Simple Steps to Protect Your Phone’s Data

Smartphones are everywhere. While they’ve technically been around since the early ‘90s, smartphones blew up in popularity over the last 15 years. Now, just about every adult has one in their pocket at any given time, and children around the world are getting their hands on their own phones earlier.

This grants greater accessibility for communities everywhere, but this also comes with some serious data security concerns. These phones are trackable through location data and other personal information stored there. Smartphones are one of the most common targets for hackers because of all the precious identifying and financial information they can use. On top of that, companies will pay top dollar to get their hands on your precious phone data to better advertise to you and the world around you.

This can make you feel vulnerable and like nothing is truly “personal” anymore. That’s a growing reality for many, but these simple steps can help you mitigate that risk and that feeling. We won’t cover password protection here because we covered that last month.

Turn off location services

This is one of the most obvious steps, but it’s worth addressing. You don’t actually need to use your phone’s location services. Sure, there are tons of features that rely on you being willing to just hand your location over to just about anyone but these features are ancillary and aren’t required for you to benefit from the smartphone experience.

You can actually still use maps and other similar apps without your location, you’ll just have to track your route more closely than you would if the app was tracking your every move for you. There are certain features on maps and other apps that won’t work optimally without access to your whereabouts but it’s possible to work around this.

Update apps and operating systems

You might see you have 10+ apps to update every other day and think nothing of it, but it’s actually important to continue updating everything on your phone. Most of the app update descriptions will say “general bug fixes and improvements” and this is perfectly accurate.

Hackers and companies are always trying to find bugs to exploit on our phones and the apps on them. When the company behind the app locates them, they will update the app to patch the bug and protect you from nefarious individuals. Unfortunately, if you don’t update your app then the bug is likely still present and could be exploited if you’re not careful. The same is true for your phone’s operating system.
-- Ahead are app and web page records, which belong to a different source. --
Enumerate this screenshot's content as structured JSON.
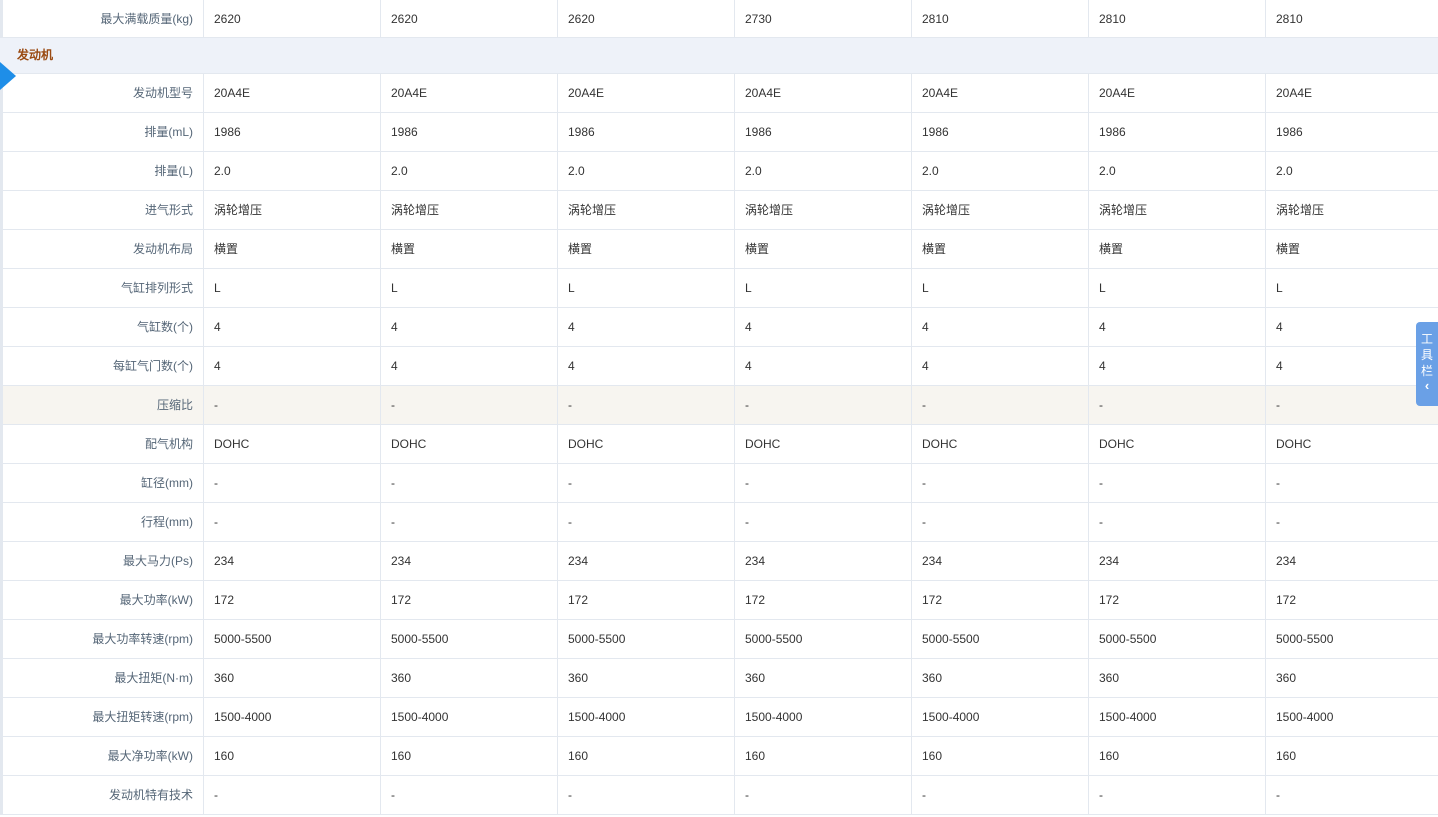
{
  "first_row": {
    "label": "最大满载质量(kg)",
    "values": [
      "2620",
      "2620",
      "2620",
      "2730",
      "2810",
      "2810",
      "2810"
    ]
  },
  "section": {
    "title": "发动机"
  },
  "rows": [
    {
      "label": "发动机型号",
      "values": [
        "20A4E",
        "20A4E",
        "20A4E",
        "20A4E",
        "20A4E",
        "20A4E",
        "20A4E"
      ]
    },
    {
      "label": "排量(mL)",
      "values": [
        "1986",
        "1986",
        "1986",
        "1986",
        "1986",
        "1986",
        "1986"
      ]
    },
    {
      "label": "排量(L)",
      "values": [
        "2.0",
        "2.0",
        "2.0",
        "2.0",
        "2.0",
        "2.0",
        "2.0"
      ]
    },
    {
      "label": "进气形式",
      "values": [
        "涡轮增压",
        "涡轮增压",
        "涡轮增压",
        "涡轮增压",
        "涡轮增压",
        "涡轮增压",
        "涡轮增压"
      ]
    },
    {
      "label": "发动机布局",
      "values": [
        "横置",
        "横置",
        "横置",
        "横置",
        "横置",
        "横置",
        "横置"
      ]
    },
    {
      "label": "气缸排列形式",
      "values": [
        "L",
        "L",
        "L",
        "L",
        "L",
        "L",
        "L"
      ]
    },
    {
      "label": "气缸数(个)",
      "values": [
        "4",
        "4",
        "4",
        "4",
        "4",
        "4",
        "4"
      ]
    },
    {
      "label": "每缸气门数(个)",
      "values": [
        "4",
        "4",
        "4",
        "4",
        "4",
        "4",
        "4"
      ]
    },
    {
      "label": "压缩比",
      "values": [
        "-",
        "-",
        "-",
        "-",
        "-",
        "-",
        "-"
      ],
      "shaded": true
    },
    {
      "label": "配气机构",
      "values": [
        "DOHC",
        "DOHC",
        "DOHC",
        "DOHC",
        "DOHC",
        "DOHC",
        "DOHC"
      ]
    },
    {
      "label": "缸径(mm)",
      "values": [
        "-",
        "-",
        "-",
        "-",
        "-",
        "-",
        "-"
      ]
    },
    {
      "label": "行程(mm)",
      "values": [
        "-",
        "-",
        "-",
        "-",
        "-",
        "-",
        "-"
      ]
    },
    {
      "label": "最大马力(Ps)",
      "values": [
        "234",
        "234",
        "234",
        "234",
        "234",
        "234",
        "234"
      ]
    },
    {
      "label": "最大功率(kW)",
      "values": [
        "172",
        "172",
        "172",
        "172",
        "172",
        "172",
        "172"
      ]
    },
    {
      "label": "最大功率转速(rpm)",
      "values": [
        "5000-5500",
        "5000-5500",
        "5000-5500",
        "5000-5500",
        "5000-5500",
        "5000-5500",
        "5000-5500"
      ]
    },
    {
      "label": "最大扭矩(N·m)",
      "values": [
        "360",
        "360",
        "360",
        "360",
        "360",
        "360",
        "360"
      ]
    },
    {
      "label": "最大扭矩转速(rpm)",
      "values": [
        "1500-4000",
        "1500-4000",
        "1500-4000",
        "1500-4000",
        "1500-4000",
        "1500-4000",
        "1500-4000"
      ]
    },
    {
      "label": "最大净功率(kW)",
      "values": [
        "160",
        "160",
        "160",
        "160",
        "160",
        "160",
        "160"
      ]
    },
    {
      "label": "发动机特有技术",
      "values": [
        "-",
        "-",
        "-",
        "-",
        "-",
        "-",
        "-"
      ]
    }
  ],
  "toolbar": {
    "chars": [
      "工",
      "具",
      "栏"
    ],
    "chevron": "‹"
  },
  "colors": {
    "accent": "#1e8ee8",
    "section_title": "#9a4a12",
    "toolbar_bg": "#6aa0e6"
  }
}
Use a private web browser

Our phones are nearly identical to many laptops (and actually have more computing power than some laptops currently on the market). This means the web browser on your phone should have the same capabilities as a web browser on an actual personal computer or laptop.
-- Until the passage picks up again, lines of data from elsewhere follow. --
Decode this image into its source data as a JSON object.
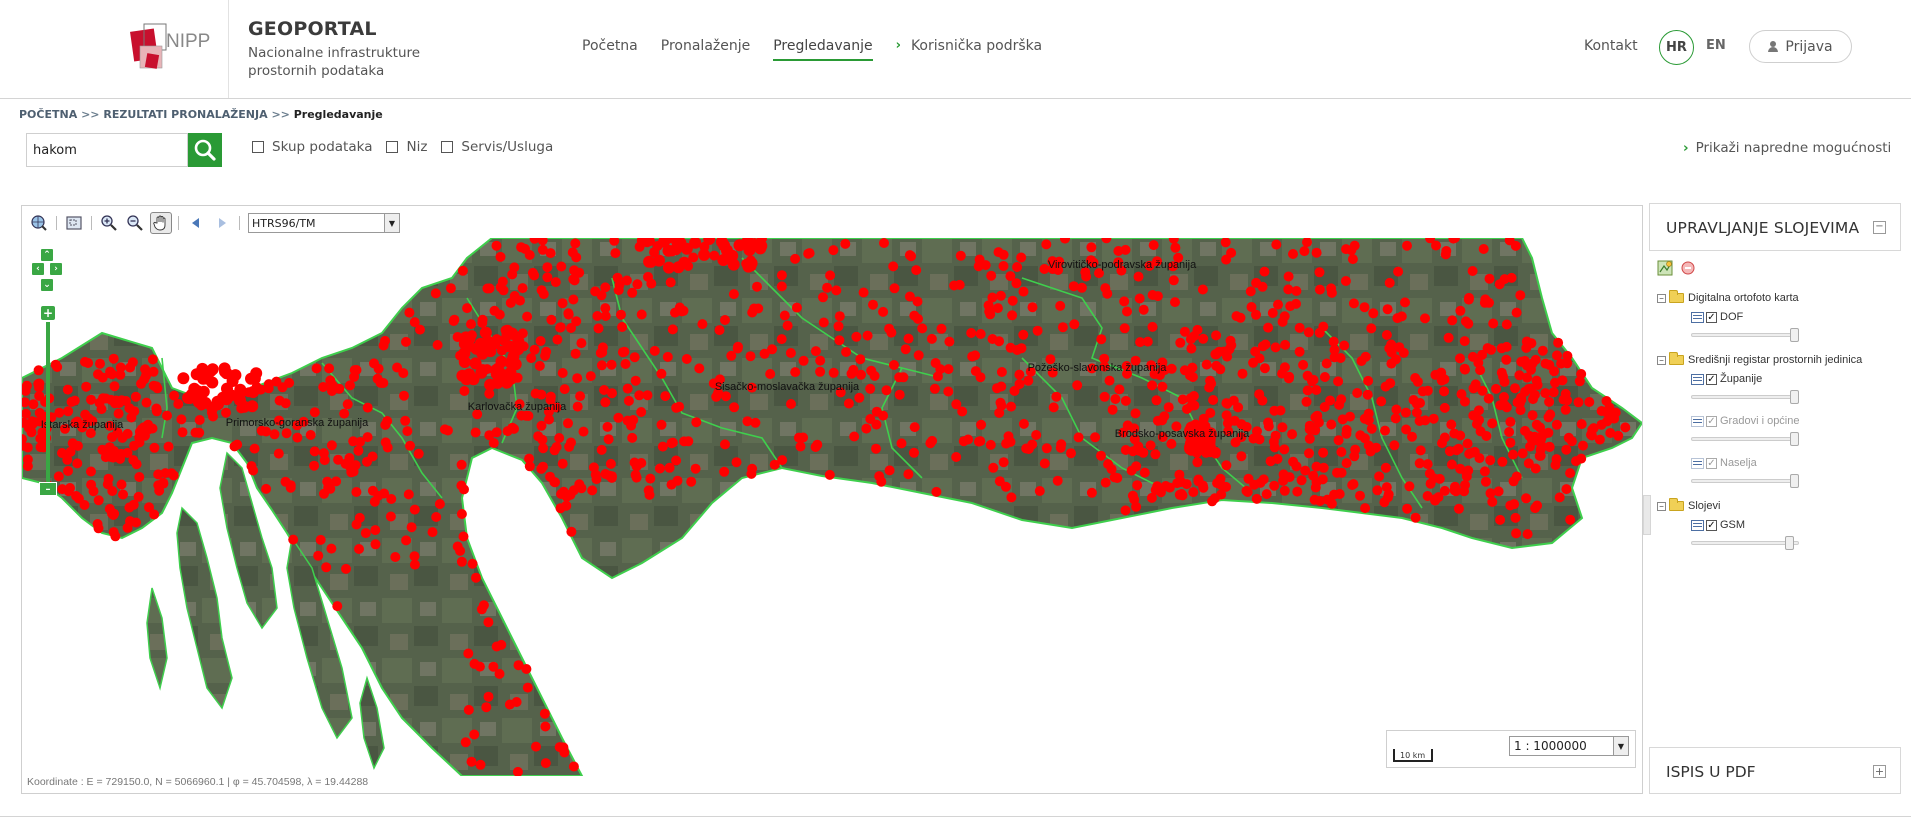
{
  "header": {
    "logo_text": "NIPP",
    "title": "GEOPORTAL",
    "subtitle": "Nacionalne infrastrukture prostornih podataka",
    "nav": [
      {
        "label": "Početna"
      },
      {
        "label": "Pronalaženje"
      },
      {
        "label": "Pregledavanje",
        "active": true
      },
      {
        "label": "Korisnička podrška"
      }
    ],
    "kontakt": "Kontakt",
    "lang_hr": "HR",
    "lang_en": "EN",
    "login": "Prijava"
  },
  "breadcrumb": {
    "items": [
      "POČETNA",
      "REZULTATI PRONALAŽENJA"
    ],
    "separator": ">>",
    "current": "Pregledavanje"
  },
  "search": {
    "value": "hakom",
    "filters": [
      "Skup podataka",
      "Niz",
      "Servis/Usluga"
    ],
    "advanced": "Prikaži napredne mogućnosti"
  },
  "map": {
    "crs": "HTRS96/TM",
    "scale": "1 : 1000000",
    "scalebar_label": "10 km",
    "coords": "Koordinate : E = 729150.0, N = 5066960.1 | φ = 45.704598, λ = 19.44288",
    "labels": [
      "Virovitičko-podravska županija",
      "Sisačko-moslavačka županija",
      "Požeško-slavonska županija",
      "Karlovačka županija",
      "Primorsko-goranska županija",
      "Istarska županija",
      "Brodsko-posavska županija"
    ],
    "colors": {
      "points": "#ff0000",
      "borders": "#3fcf4d",
      "land": "#51604a"
    }
  },
  "layers": {
    "title": "UPRAVLJANJE SLOJEVIMA",
    "groups": [
      {
        "name": "Digitalna ortofoto karta",
        "layers": [
          {
            "name": "DOF",
            "checked": true,
            "enabled": true,
            "opacity": 1.0
          }
        ]
      },
      {
        "name": "Središnji registar prostornih jedinica",
        "layers": [
          {
            "name": "Županije",
            "checked": true,
            "enabled": true,
            "opacity": 1.0
          },
          {
            "name": "Gradovi i općine",
            "checked": true,
            "enabled": false,
            "opacity": 1.0
          },
          {
            "name": "Naselja",
            "checked": true,
            "enabled": false,
            "opacity": 1.0
          }
        ]
      },
      {
        "name": "Slojevi",
        "layers": [
          {
            "name": "GSM",
            "checked": true,
            "enabled": true,
            "opacity": 0.95
          }
        ]
      }
    ]
  },
  "pdf": {
    "title": "ISPIS U PDF"
  }
}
There are reasons to use a regular browser so you can have the convenience of saved passwords, website history, and more, but protecting your data may mean exclusively using private browsers. We won’t advocate for any one browser, but it’s important to research how much data is still stored in private browsers (hint: they still collect some data).

A private browser, however, will generally not take nearly as much data as one that isn’t private and your passwords, history, and other information will remain private.
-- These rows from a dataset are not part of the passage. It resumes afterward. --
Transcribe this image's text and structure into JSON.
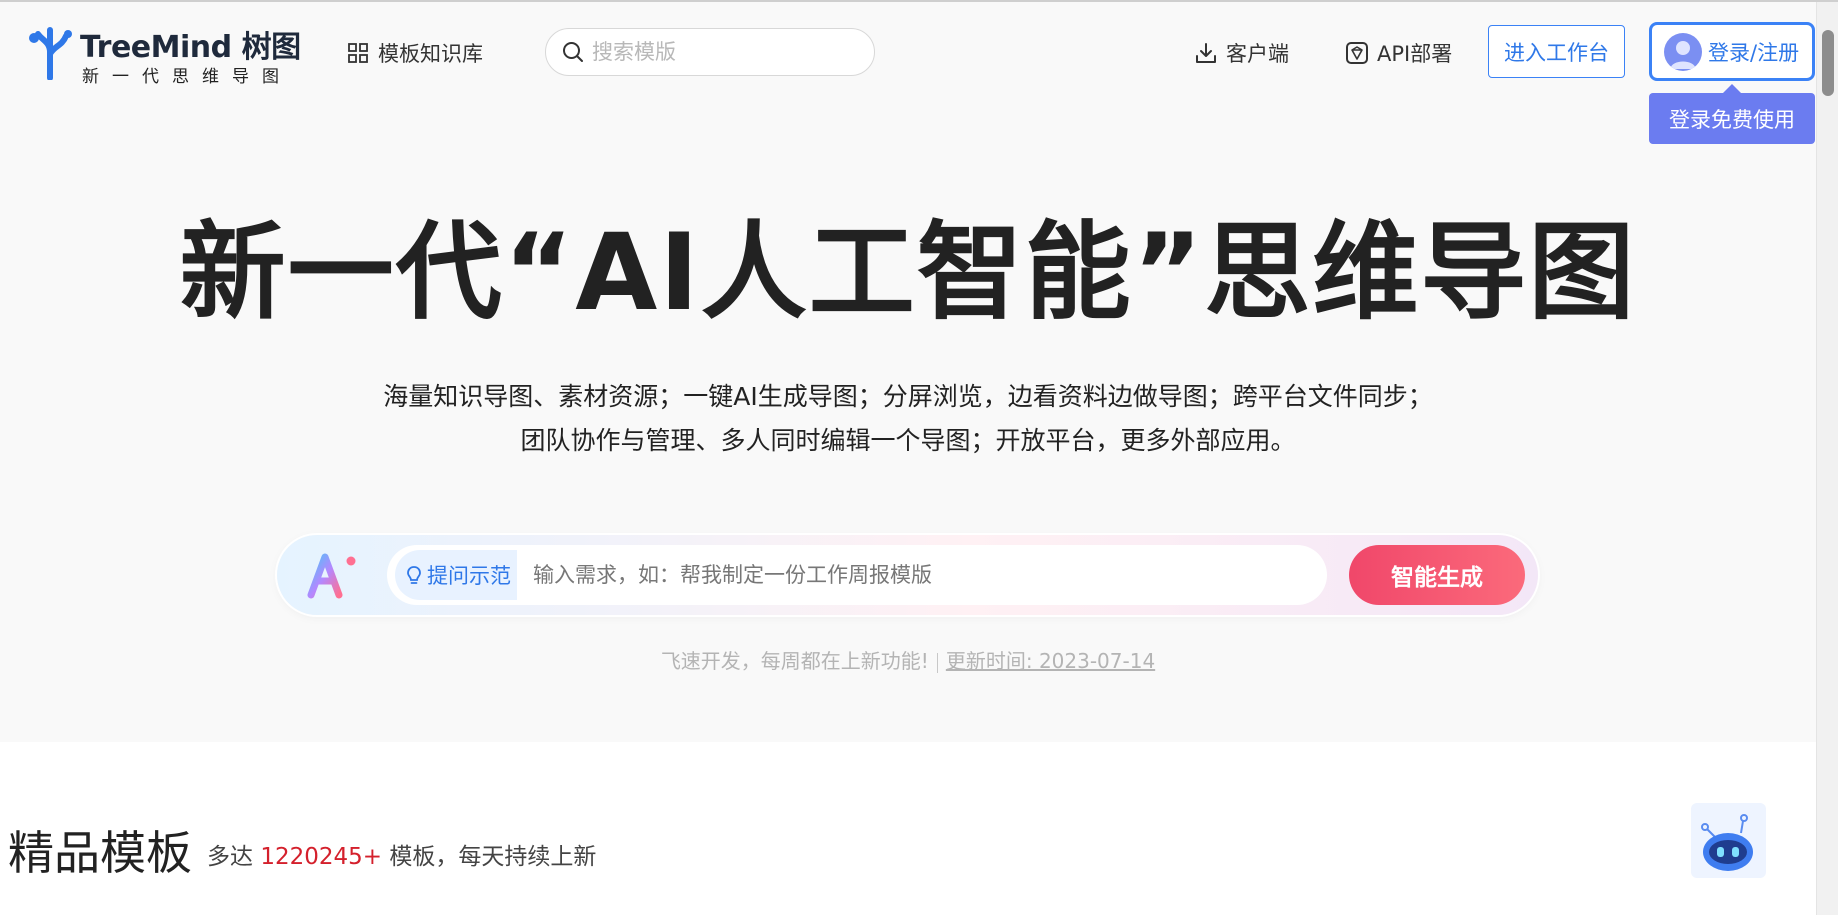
{
  "brand": {
    "name": "TreeMind 树图",
    "tagline": "新一代思维导图"
  },
  "header": {
    "templates_link": "模板知识库",
    "search_placeholder": "搜索模版",
    "client_link": "客户端",
    "api_link": "API部署",
    "workspace_button": "进入工作台",
    "login_button": "登录/注册",
    "login_tooltip": "登录免费使用"
  },
  "hero": {
    "title": "新一代“AI人工智能”思维导图",
    "subtitle_line1": "海量知识导图、素材资源；一键AI生成导图；分屏浏览，边看资料边做导图；跨平台文件同步；",
    "subtitle_line2": "团队协作与管理、多人同时编辑一个导图；开放平台，更多外部应用。"
  },
  "ai_bar": {
    "ask_example": "提问示范",
    "input_placeholder": "输入需求，如：帮我制定一份工作周报模版",
    "generate_button": "智能生成"
  },
  "update": {
    "text": "飞速开发，每周都在上新功能!",
    "time": "更新时间: 2023-07-14"
  },
  "section": {
    "title": "精品模板",
    "sub_prefix": "多达",
    "count": "1220245+",
    "sub_suffix": "模板，每天持续上新"
  },
  "colors": {
    "accent": "#3b82f6",
    "tooltip": "#6b7cf0",
    "generate": "#f0476a",
    "count": "#d4202c"
  }
}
Limit app permissions

Popups haven’t gone away, they’ve just evolved. Nowadays when you open an app you may be confronted with several popups asking for your permission to access certain aspects of your phone. If you want the utmost protection and privacy then you should deny or limit these requests.

Apps may request to access your camera, microphone, location, and track your data. There are perks to allowing these as it will “optimize your experience” as a user, but it can expose you to risk as a person. The more places your data is accessed the more points hackers have to target that data.

Ultimately, there are certain circumstances we can’t prevent hackers from taking advantage of. Modern society is based on technology and there’s going to be some level of exposure no matter what we do. At Stolen Asset Recovery Network, we believe people should be able to live without fear that their personal information is going to be stolen. If you’ve been the victim of a hack, contact a member of our network today.

The following two tabs change content below.


STARNet, which is short for Stolen Asset Recovery Network, is a global alliance of independent law firms created to provide financial institutions and governments with multi-disciplinary services across countries and jurisdictions for locating, freezing, and ultimately recovering stolen assets related to cyber heists, fraud or corruption.

Latest posts by STARnet (see all)